Provided information Start Marker
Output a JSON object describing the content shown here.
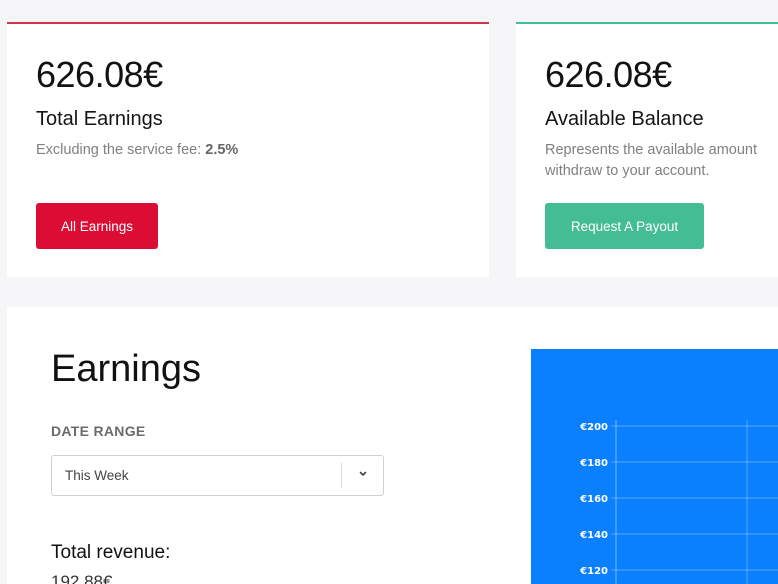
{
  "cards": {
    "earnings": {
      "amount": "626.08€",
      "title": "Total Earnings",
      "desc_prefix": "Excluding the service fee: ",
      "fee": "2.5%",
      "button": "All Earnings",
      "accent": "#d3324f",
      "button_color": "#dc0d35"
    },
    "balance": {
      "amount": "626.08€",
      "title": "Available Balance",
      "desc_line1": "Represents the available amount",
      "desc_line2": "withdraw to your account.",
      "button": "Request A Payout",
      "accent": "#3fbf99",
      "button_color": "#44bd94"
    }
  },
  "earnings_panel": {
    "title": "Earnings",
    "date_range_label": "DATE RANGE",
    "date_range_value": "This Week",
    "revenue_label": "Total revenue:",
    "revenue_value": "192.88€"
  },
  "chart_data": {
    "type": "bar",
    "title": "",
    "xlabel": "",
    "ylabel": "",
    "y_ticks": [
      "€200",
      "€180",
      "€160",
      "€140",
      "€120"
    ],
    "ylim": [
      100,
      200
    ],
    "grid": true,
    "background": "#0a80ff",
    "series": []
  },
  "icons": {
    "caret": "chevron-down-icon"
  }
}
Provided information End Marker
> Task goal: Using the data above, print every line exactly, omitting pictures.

> Result of the exercise:
Output a JSON object describing the content shown here.
{
  "cards": {
    "earnings": {
      "amount": "626.08€",
      "title": "Total Earnings",
      "desc_prefix": "Excluding the service fee: ",
      "fee": "2.5%",
      "button": "All Earnings",
      "accent": "#d3324f",
      "button_color": "#dc0d35"
    },
    "balance": {
      "amount": "626.08€",
      "title": "Available Balance",
      "desc_line1": "Represents the available amount",
      "desc_line2": "withdraw to your account.",
      "button": "Request A Payout",
      "accent": "#3fbf99",
      "button_color": "#44bd94"
    }
  },
  "earnings_panel": {
    "title": "Earnings",
    "date_range_label": "DATE RANGE",
    "date_range_value": "This Week",
    "revenue_label": "Total revenue:",
    "revenue_value": "192.88€"
  },
  "chart_data": {
    "type": "bar",
    "title": "",
    "xlabel": "",
    "ylabel": "",
    "y_ticks": [
      "€200",
      "€180",
      "€160",
      "€140",
      "€120"
    ],
    "ylim": [
      100,
      200
    ],
    "grid": true,
    "background": "#0a80ff",
    "series": []
  },
  "icons": {
    "caret": "chevron-down-icon"
  }
}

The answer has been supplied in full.